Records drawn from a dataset
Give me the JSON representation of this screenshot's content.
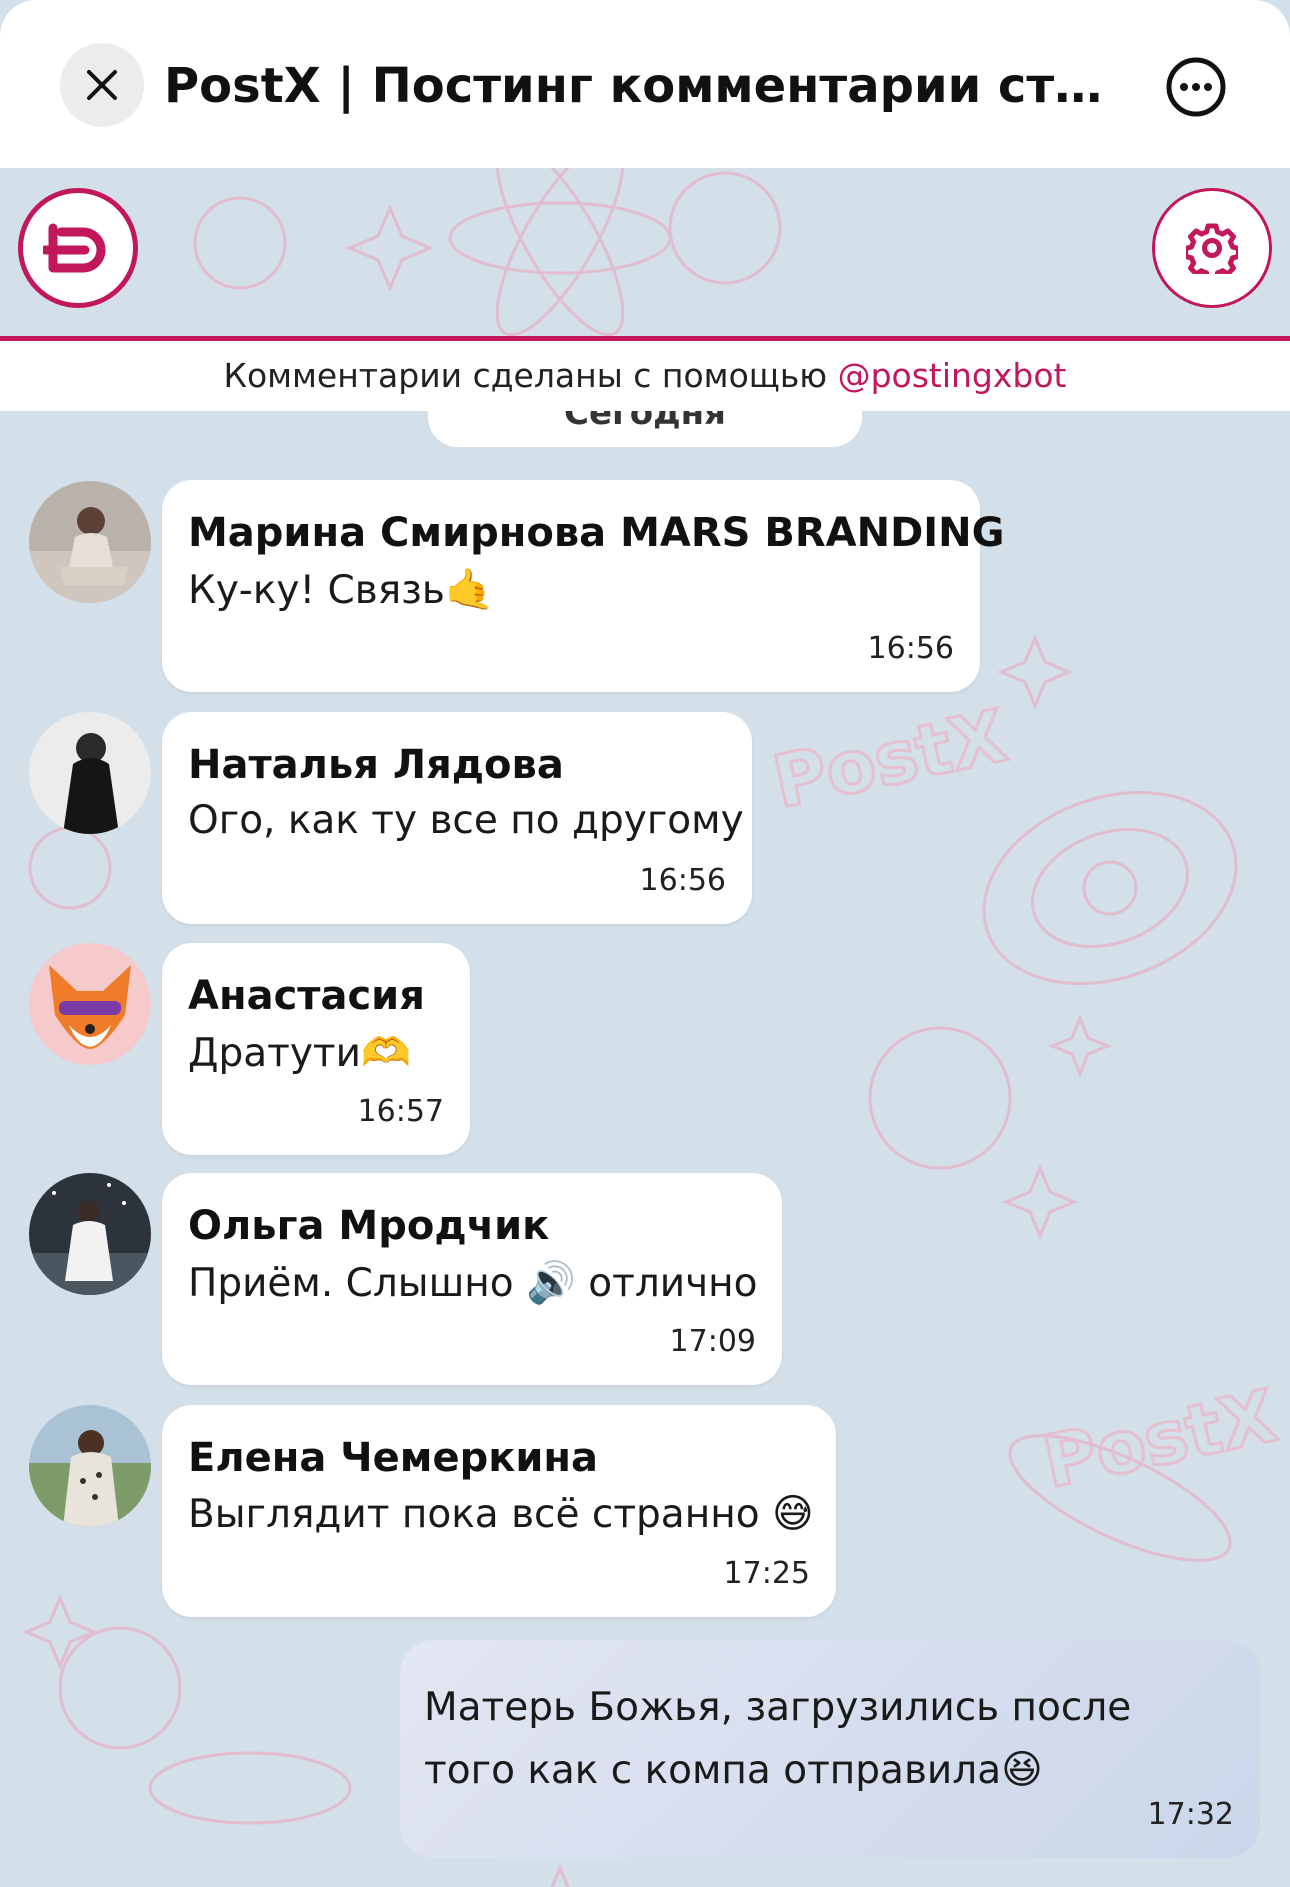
{
  "window": {
    "title": "PostX | Постинг комментарии стати..."
  },
  "banner": {
    "credit_text": "Комментарии сделаны с помощью ",
    "credit_link": "@postingxbot",
    "date_label": "Сегодня",
    "accent_color": "#c2185b"
  },
  "messages": [
    {
      "sender": "Марина Смирнова MARS BRANDING",
      "text": "Ку-ку! Связь",
      "emoji": "🤙",
      "time": "16:56",
      "avatar": "photo"
    },
    {
      "sender": "Наталья Лядова",
      "text": "Ого, как ту все по другому",
      "emoji": "",
      "time": "16:56",
      "avatar": "photo"
    },
    {
      "sender": "Анастасия",
      "text": "Дратути",
      "emoji": "🫶",
      "time": "16:57",
      "avatar": "fox"
    },
    {
      "sender": "Ольга Мродчик",
      "text": "Приём. Слышно",
      "emoji": "🔊",
      "text_after": "отлично",
      "time": "17:09",
      "avatar": "photo"
    },
    {
      "sender": "Елена Чемеркина",
      "text": "Выглядит пока всё странно",
      "emoji": "😅",
      "time": "17:25",
      "avatar": "photo"
    }
  ],
  "own_message": {
    "text": "Матерь Божья, загрузились после того как с компа отправила",
    "emoji": "😆",
    "time": "17:32"
  },
  "icons": {
    "close": "close-icon",
    "more": "more-icon",
    "logo": "postx-logo-icon",
    "settings": "gear-icon"
  }
}
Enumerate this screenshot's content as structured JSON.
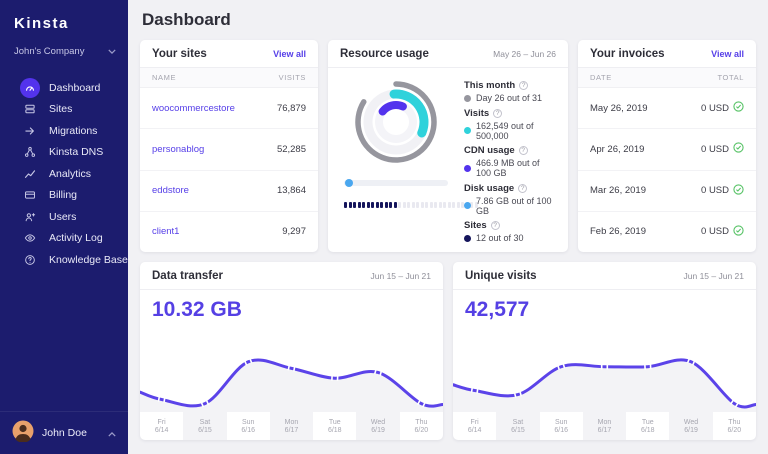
{
  "sidebar": {
    "logo": "Kinsta",
    "company": "John's Company",
    "items": [
      {
        "label": "Dashboard",
        "icon": "dashboard",
        "active": true
      },
      {
        "label": "Sites",
        "icon": "sites"
      },
      {
        "label": "Migrations",
        "icon": "migrations"
      },
      {
        "label": "Kinsta DNS",
        "icon": "dns"
      },
      {
        "label": "Analytics",
        "icon": "analytics"
      },
      {
        "label": "Billing",
        "icon": "billing"
      },
      {
        "label": "Users",
        "icon": "users"
      },
      {
        "label": "Activity Log",
        "icon": "activity"
      },
      {
        "label": "Knowledge Base",
        "icon": "knowledge"
      }
    ],
    "user": "John Doe"
  },
  "header": {
    "title": "Dashboard"
  },
  "sites_card": {
    "title": "Your sites",
    "view_all": "View all",
    "columns": {
      "name": "Name",
      "visits": "Visits"
    },
    "rows": [
      {
        "name": "woocommercestore",
        "visits": "76,879"
      },
      {
        "name": "personablog",
        "visits": "52,285"
      },
      {
        "name": "eddstore",
        "visits": "13,864"
      },
      {
        "name": "client1",
        "visits": "9,297"
      }
    ]
  },
  "resource_card": {
    "title": "Resource usage",
    "range": "May 26 – Jun 26",
    "help_glyph": "?",
    "metrics": [
      {
        "label": "This month",
        "value": "Day 26 out of 31",
        "color": "#96969e",
        "fraction": 0.839
      },
      {
        "label": "Visits",
        "value": "162,549 out of 500,000",
        "color": "#2fd2db",
        "fraction": 0.325
      },
      {
        "label": "CDN usage",
        "value": "466.9 MB out of 100 GB",
        "color": "#5333ed",
        "fraction": 0.005
      },
      {
        "label": "Disk usage",
        "value": "7.86 GB out of 100 GB",
        "color": "#4aa7ef",
        "fraction": 0.079
      },
      {
        "label": "Sites",
        "value": "12 out of 30",
        "color": "#15155c",
        "used": 12,
        "total": 30
      }
    ]
  },
  "invoices_card": {
    "title": "Your invoices",
    "view_all": "View all",
    "columns": {
      "date": "Date",
      "total": "Total"
    },
    "rows": [
      {
        "date": "May 26, 2019",
        "total": "0 USD"
      },
      {
        "date": "Apr 26, 2019",
        "total": "0 USD"
      },
      {
        "date": "Mar 26, 2019",
        "total": "0 USD"
      },
      {
        "date": "Feb 26, 2019",
        "total": "0 USD"
      }
    ]
  },
  "chart_data": [
    {
      "type": "area",
      "title": "Data transfer",
      "range": "Jun 15 – Jun 21",
      "big_value": "10.32 GB",
      "color": "#5b43e9",
      "days": [
        {
          "day": "Fri",
          "date": "6/14"
        },
        {
          "day": "Sat",
          "date": "6/15"
        },
        {
          "day": "Sun",
          "date": "6/16"
        },
        {
          "day": "Mon",
          "date": "6/17"
        },
        {
          "day": "Tue",
          "date": "6/18"
        },
        {
          "day": "Wed",
          "date": "6/19"
        },
        {
          "day": "Thu",
          "date": "6/20"
        }
      ],
      "values_relative": [
        0.23,
        0.14,
        0.09,
        0.6,
        0.52,
        0.4,
        0.47,
        0.09,
        0.08
      ]
    },
    {
      "type": "area",
      "title": "Unique visits",
      "range": "Jun 15 – Jun 21",
      "big_value": "42,577",
      "color": "#5b43e9",
      "days": [
        {
          "day": "Fri",
          "date": "6/14"
        },
        {
          "day": "Sat",
          "date": "6/15"
        },
        {
          "day": "Sun",
          "date": "6/16"
        },
        {
          "day": "Mon",
          "date": "6/17"
        },
        {
          "day": "Tue",
          "date": "6/18"
        },
        {
          "day": "Wed",
          "date": "6/19"
        },
        {
          "day": "Thu",
          "date": "6/20"
        }
      ],
      "values_relative": [
        0.32,
        0.25,
        0.2,
        0.54,
        0.54,
        0.54,
        0.6,
        0.09,
        0.08
      ]
    }
  ]
}
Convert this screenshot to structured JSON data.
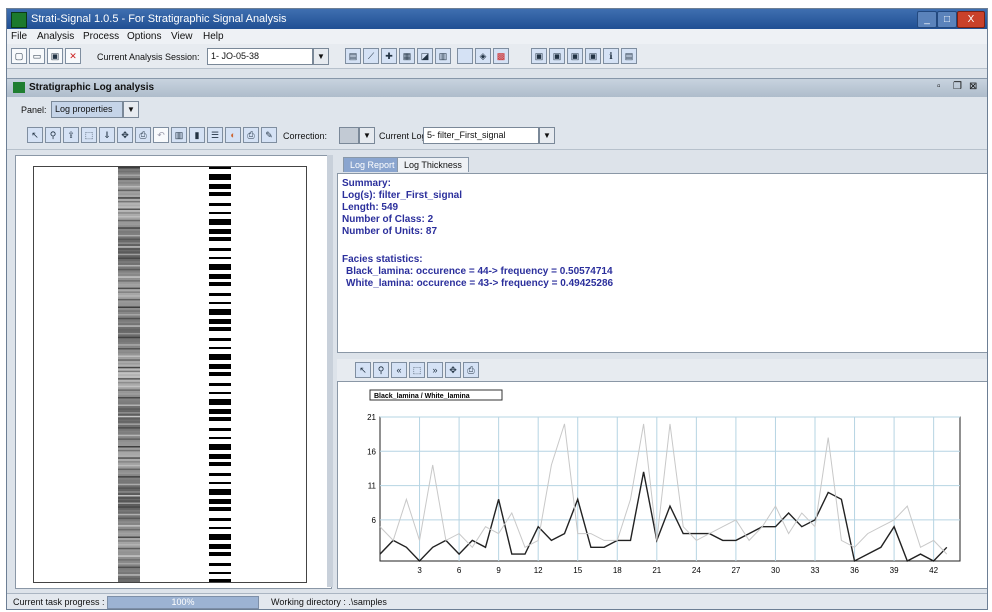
{
  "window": {
    "title": "Strati-Signal 1.0.5 - For Stratigraphic Signal Analysis"
  },
  "menu": [
    "File",
    "Analysis",
    "Process",
    "Options",
    "View",
    "Help"
  ],
  "toolbar": {
    "session_label": "Current Analysis Session:",
    "session_value": "1- JO-05-38"
  },
  "inner_window": {
    "title": "Stratigraphic Log analysis"
  },
  "panel": {
    "label": "Panel:",
    "value": "Log properties"
  },
  "log_toolbar": {
    "correction_label": "Correction:",
    "current_log_label": "Current Log:",
    "current_log_value": "5- filter_First_signal"
  },
  "tabs": [
    "Log Report",
    "Log Thickness"
  ],
  "report": {
    "summary": "Summary:",
    "logs": "Log(s): filter_First_signal",
    "length": "Length: 549",
    "classes": "Number of Class: 2",
    "units": "Number of Units: 87",
    "facies": "Facies statistics:",
    "black": "Black_lamina: occurence = 44-> frequency = 0.50574714",
    "white": "White_lamina: occurence = 43-> frequency = 0.49425286"
  },
  "statusbar": {
    "progress_label": "Current task progress :",
    "progress_text": "100%",
    "progress": 1.0,
    "working_dir": "Working directory : .\\samples"
  },
  "chart_data": {
    "type": "line",
    "legend": "Black_lamina / White_lamina",
    "xticks": [
      3,
      6,
      9,
      12,
      15,
      18,
      21,
      24,
      27,
      30,
      33,
      36,
      39,
      42
    ],
    "yticks": [
      6,
      11,
      16,
      21
    ],
    "ylim": [
      0,
      21
    ],
    "xlim": [
      0,
      44
    ],
    "series": [
      {
        "name": "Black_lamina",
        "color": "#222222",
        "x": [
          0,
          1,
          2,
          3,
          4,
          5,
          6,
          7,
          8,
          9,
          10,
          11,
          12,
          13,
          14,
          15,
          16,
          17,
          18,
          19,
          20,
          21,
          22,
          23,
          24,
          25,
          26,
          27,
          28,
          29,
          30,
          31,
          32,
          33,
          34,
          35,
          36,
          37,
          38,
          39,
          40,
          41,
          42,
          43
        ],
        "values": [
          1,
          3,
          2,
          0,
          2,
          3,
          1,
          3,
          2,
          9,
          1,
          1,
          5,
          3,
          4,
          9,
          2,
          2,
          3,
          3,
          13,
          3,
          8,
          4,
          4,
          4,
          3,
          3,
          4,
          5,
          5,
          7,
          5,
          6,
          10,
          9,
          0,
          1,
          2,
          5,
          0,
          1,
          0,
          2
        ]
      },
      {
        "name": "White_lamina",
        "color": "#c8c8c8",
        "x": [
          0,
          1,
          2,
          3,
          4,
          5,
          6,
          7,
          8,
          9,
          10,
          11,
          12,
          13,
          14,
          15,
          16,
          17,
          18,
          19,
          20,
          21,
          22,
          23,
          24,
          25,
          26,
          27,
          28,
          29,
          30,
          31,
          32,
          33,
          34,
          35,
          36,
          37,
          38,
          39,
          40,
          41,
          42,
          43
        ],
        "values": [
          5,
          3,
          9,
          3,
          14,
          3,
          4,
          2,
          5,
          4,
          7,
          2,
          3,
          14,
          20,
          4,
          4,
          3,
          3,
          9,
          20,
          3,
          20,
          5,
          3,
          4,
          5,
          6,
          3,
          5,
          8,
          4,
          7,
          5,
          18,
          3,
          2,
          4,
          5,
          6,
          8,
          2,
          3,
          1
        ]
      }
    ]
  }
}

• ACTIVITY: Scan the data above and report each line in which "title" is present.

• OUTPUT FOR THIS EXERCISE:
    "title": "PostX | Постинг комментарии стати..."
    "title": "Dashboard"
    "title": "Your sites",
    "title": "Resource usage",
    "title": "Your invoices",
      "title": "Data transfer",
      "title": "Unique visits",
    "title": "Strati-Signal 1.0.5 - For Stratigraphic Signal Analysis"
    "title": "Stratigraphic Log analysis"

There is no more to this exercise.